What is needed is an exact copy of every record below.

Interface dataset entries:
• • • • • • •

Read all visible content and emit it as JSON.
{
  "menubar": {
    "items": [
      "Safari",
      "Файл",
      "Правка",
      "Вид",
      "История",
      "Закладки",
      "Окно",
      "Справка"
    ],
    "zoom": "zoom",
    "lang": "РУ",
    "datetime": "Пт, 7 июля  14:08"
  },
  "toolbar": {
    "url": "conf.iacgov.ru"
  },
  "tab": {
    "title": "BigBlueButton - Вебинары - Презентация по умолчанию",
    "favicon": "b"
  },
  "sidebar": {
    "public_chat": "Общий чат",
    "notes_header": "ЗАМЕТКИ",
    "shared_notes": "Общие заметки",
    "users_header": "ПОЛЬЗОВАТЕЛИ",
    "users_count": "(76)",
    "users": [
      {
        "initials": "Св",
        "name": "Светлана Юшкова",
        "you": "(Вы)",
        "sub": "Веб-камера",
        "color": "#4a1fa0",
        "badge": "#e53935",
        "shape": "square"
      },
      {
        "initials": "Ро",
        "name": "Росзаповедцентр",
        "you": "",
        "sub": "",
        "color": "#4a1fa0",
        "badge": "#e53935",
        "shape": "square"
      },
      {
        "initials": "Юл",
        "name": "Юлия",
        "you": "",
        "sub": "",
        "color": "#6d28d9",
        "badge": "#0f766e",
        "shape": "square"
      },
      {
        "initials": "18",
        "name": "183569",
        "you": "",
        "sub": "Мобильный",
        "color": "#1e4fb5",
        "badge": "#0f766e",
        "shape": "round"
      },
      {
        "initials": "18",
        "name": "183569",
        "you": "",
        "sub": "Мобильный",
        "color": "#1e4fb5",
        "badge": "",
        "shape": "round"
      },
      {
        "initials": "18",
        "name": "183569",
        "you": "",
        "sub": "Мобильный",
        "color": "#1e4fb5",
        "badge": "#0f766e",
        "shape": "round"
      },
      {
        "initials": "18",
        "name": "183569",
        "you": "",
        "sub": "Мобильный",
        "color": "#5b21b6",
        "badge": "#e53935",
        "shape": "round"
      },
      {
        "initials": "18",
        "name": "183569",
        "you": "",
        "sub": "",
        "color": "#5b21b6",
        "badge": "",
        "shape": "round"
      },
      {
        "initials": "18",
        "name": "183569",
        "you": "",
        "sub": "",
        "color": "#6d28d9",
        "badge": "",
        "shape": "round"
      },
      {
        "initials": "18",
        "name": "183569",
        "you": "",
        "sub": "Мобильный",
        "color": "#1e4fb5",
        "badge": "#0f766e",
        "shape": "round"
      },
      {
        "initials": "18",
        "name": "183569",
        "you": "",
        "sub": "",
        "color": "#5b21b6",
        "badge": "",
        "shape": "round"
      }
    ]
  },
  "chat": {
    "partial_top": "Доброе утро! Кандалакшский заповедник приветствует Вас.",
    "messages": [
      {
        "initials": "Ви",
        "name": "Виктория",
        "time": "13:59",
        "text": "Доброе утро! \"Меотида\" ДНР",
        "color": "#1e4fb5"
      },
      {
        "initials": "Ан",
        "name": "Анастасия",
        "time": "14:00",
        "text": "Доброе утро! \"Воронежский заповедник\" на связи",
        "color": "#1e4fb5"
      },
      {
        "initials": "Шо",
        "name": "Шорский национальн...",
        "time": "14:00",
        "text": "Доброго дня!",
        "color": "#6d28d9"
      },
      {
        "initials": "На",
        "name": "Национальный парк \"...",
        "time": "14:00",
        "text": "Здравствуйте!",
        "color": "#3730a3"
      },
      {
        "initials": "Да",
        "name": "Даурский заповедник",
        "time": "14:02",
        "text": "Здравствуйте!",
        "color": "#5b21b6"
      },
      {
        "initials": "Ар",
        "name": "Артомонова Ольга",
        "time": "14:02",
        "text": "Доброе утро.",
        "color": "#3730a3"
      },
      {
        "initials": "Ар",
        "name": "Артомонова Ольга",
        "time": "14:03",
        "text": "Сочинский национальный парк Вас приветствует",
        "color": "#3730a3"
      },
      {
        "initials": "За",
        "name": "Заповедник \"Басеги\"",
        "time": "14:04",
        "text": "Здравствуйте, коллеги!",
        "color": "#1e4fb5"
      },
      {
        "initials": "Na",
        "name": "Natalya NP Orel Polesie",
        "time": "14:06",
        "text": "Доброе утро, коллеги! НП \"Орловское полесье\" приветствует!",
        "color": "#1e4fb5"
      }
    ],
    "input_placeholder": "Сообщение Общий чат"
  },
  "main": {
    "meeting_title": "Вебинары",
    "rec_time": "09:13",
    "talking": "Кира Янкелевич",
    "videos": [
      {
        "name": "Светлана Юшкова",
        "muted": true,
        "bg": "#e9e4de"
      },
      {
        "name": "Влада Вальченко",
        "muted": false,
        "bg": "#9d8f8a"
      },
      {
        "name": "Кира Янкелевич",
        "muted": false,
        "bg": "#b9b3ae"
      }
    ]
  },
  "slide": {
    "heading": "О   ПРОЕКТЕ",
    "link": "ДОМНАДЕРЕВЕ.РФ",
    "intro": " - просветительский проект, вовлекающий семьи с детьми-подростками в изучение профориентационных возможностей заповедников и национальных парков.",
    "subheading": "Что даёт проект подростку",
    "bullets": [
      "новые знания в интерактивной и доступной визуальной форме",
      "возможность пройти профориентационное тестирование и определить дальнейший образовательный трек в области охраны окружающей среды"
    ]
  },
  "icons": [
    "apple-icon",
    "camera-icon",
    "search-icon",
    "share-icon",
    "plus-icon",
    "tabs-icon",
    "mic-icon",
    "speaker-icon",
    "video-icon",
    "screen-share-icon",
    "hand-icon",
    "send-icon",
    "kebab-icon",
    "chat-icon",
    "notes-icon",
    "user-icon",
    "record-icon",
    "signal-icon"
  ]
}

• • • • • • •

• [Response below]
Read all visible content and emit it as JSON.
{
  "menubar": {
    "items": [
      "Safari",
      "Файл",
      "Правка",
      "Вид",
      "История",
      "Закладки",
      "Окно",
      "Справка"
    ],
    "zoom": "zoom",
    "lang": "РУ",
    "datetime": "Пт, 7 июля  14:08"
  },
  "toolbar": {
    "url": "conf.iacgov.ru"
  },
  "tab": {
    "title": "BigBlueButton - Вебинары - Презентация по умолчанию",
    "favicon": "b"
  },
  "sidebar": {
    "public_chat": "Общий чат",
    "notes_header": "ЗАМЕТКИ",
    "shared_notes": "Общие заметки",
    "users_header": "ПОЛЬЗОВАТЕЛИ",
    "users_count": "(76)",
    "users": [
      {
        "initials": "Св",
        "name": "Светлана Юшкова",
        "you": "(Вы)",
        "sub": "Веб-камера",
        "color": "#4a1fa0",
        "badge": "#e53935",
        "shape": "square"
      },
      {
        "initials": "Ро",
        "name": "Росзаповедцентр",
        "you": "",
        "sub": "",
        "color": "#4a1fa0",
        "badge": "#e53935",
        "shape": "square"
      },
      {
        "initials": "Юл",
        "name": "Юлия",
        "you": "",
        "sub": "",
        "color": "#6d28d9",
        "badge": "#0f766e",
        "shape": "square"
      },
      {
        "initials": "18",
        "name": "183569",
        "you": "",
        "sub": "Мобильный",
        "color": "#1e4fb5",
        "badge": "#0f766e",
        "shape": "round"
      },
      {
        "initials": "18",
        "name": "183569",
        "you": "",
        "sub": "Мобильный",
        "color": "#1e4fb5",
        "badge": "",
        "shape": "round"
      },
      {
        "initials": "18",
        "name": "183569",
        "you": "",
        "sub": "Мобильный",
        "color": "#1e4fb5",
        "badge": "#0f766e",
        "shape": "round"
      },
      {
        "initials": "18",
        "name": "183569",
        "you": "",
        "sub": "Мобильный",
        "color": "#5b21b6",
        "badge": "#e53935",
        "shape": "round"
      },
      {
        "initials": "18",
        "name": "183569",
        "you": "",
        "sub": "",
        "color": "#5b21b6",
        "badge": "",
        "shape": "round"
      },
      {
        "initials": "18",
        "name": "183569",
        "you": "",
        "sub": "",
        "color": "#6d28d9",
        "badge": "",
        "shape": "round"
      },
      {
        "initials": "18",
        "name": "183569",
        "you": "",
        "sub": "Мобильный",
        "color": "#1e4fb5",
        "badge": "#0f766e",
        "shape": "round"
      },
      {
        "initials": "18",
        "name": "183569",
        "you": "",
        "sub": "",
        "color": "#5b21b6",
        "badge": "",
        "shape": "round"
      }
    ]
  },
  "chat": {
    "partial_top": "Доброе утро! Кандалакшский заповедник приветствует Вас.",
    "messages": [
      {
        "initials": "Ви",
        "name": "Виктория",
        "time": "13:59",
        "text": "Доброе утро! \"Меотида\" ДНР",
        "color": "#1e4fb5"
      },
      {
        "initials": "Ан",
        "name": "Анастасия",
        "time": "14:00",
        "text": "Доброе утро! \"Воронежский заповедник\" на связи",
        "color": "#1e4fb5"
      },
      {
        "initials": "Шо",
        "name": "Шорский национальн...",
        "time": "14:00",
        "text": "Доброго дня!",
        "color": "#6d28d9"
      },
      {
        "initials": "На",
        "name": "Национальный парк \"...",
        "time": "14:00",
        "text": "Здравствуйте!",
        "color": "#3730a3"
      },
      {
        "initials": "Да",
        "name": "Даурский заповедник",
        "time": "14:02",
        "text": "Здравствуйте!",
        "color": "#5b21b6"
      },
      {
        "initials": "Ар",
        "name": "Артомонова Ольга",
        "time": "14:02",
        "text": "Доброе утро.",
        "color": "#3730a3"
      },
      {
        "initials": "Ар",
        "name": "Артомонова Ольга",
        "time": "14:03",
        "text": "Сочинский национальный парк Вас приветствует",
        "color": "#3730a3"
      },
      {
        "initials": "За",
        "name": "Заповедник \"Басеги\"",
        "time": "14:04",
        "text": "Здравствуйте, коллеги!",
        "color": "#1e4fb5"
      },
      {
        "initials": "Na",
        "name": "Natalya NP Orel Polesie",
        "time": "14:06",
        "text": "Доброе утро, коллеги! НП \"Орловское полесье\" приветствует!",
        "color": "#1e4fb5"
      }
    ],
    "input_placeholder": "Сообщение Общий чат"
  },
  "main": {
    "meeting_title": "Вебинары",
    "rec_time": "09:13",
    "talking": "Кира Янкелевич",
    "videos": [
      {
        "name": "Светлана Юшкова",
        "muted": true,
        "bg": "#e9e4de"
      },
      {
        "name": "Влада Вальченко",
        "muted": false,
        "bg": "#9d8f8a"
      },
      {
        "name": "Кира Янкелевич",
        "muted": false,
        "bg": "#b9b3ae"
      }
    ]
  },
  "slide": {
    "heading": "О   ПРОЕКТЕ",
    "link": "ДОМНАДЕРЕВЕ.РФ",
    "intro": " - просветительский проект, вовлекающий семьи с детьми-подростками в изучение профориентационных возможностей заповедников и национальных парков.",
    "subheading": "Что даёт проект подростку",
    "bullets": [
      "новые знания в интерактивной и доступной визуальной форме",
      "возможность пройти профориентационное тестирование и определить дальнейший образовательный трек в области охраны окружающей среды"
    ]
  },
  "icons": [
    "apple-icon",
    "camera-icon",
    "search-icon",
    "share-icon",
    "plus-icon",
    "tabs-icon",
    "mic-icon",
    "speaker-icon",
    "video-icon",
    "screen-share-icon",
    "hand-icon",
    "send-icon",
    "kebab-icon",
    "chat-icon",
    "notes-icon",
    "user-icon",
    "record-icon",
    "signal-icon"
  ]
}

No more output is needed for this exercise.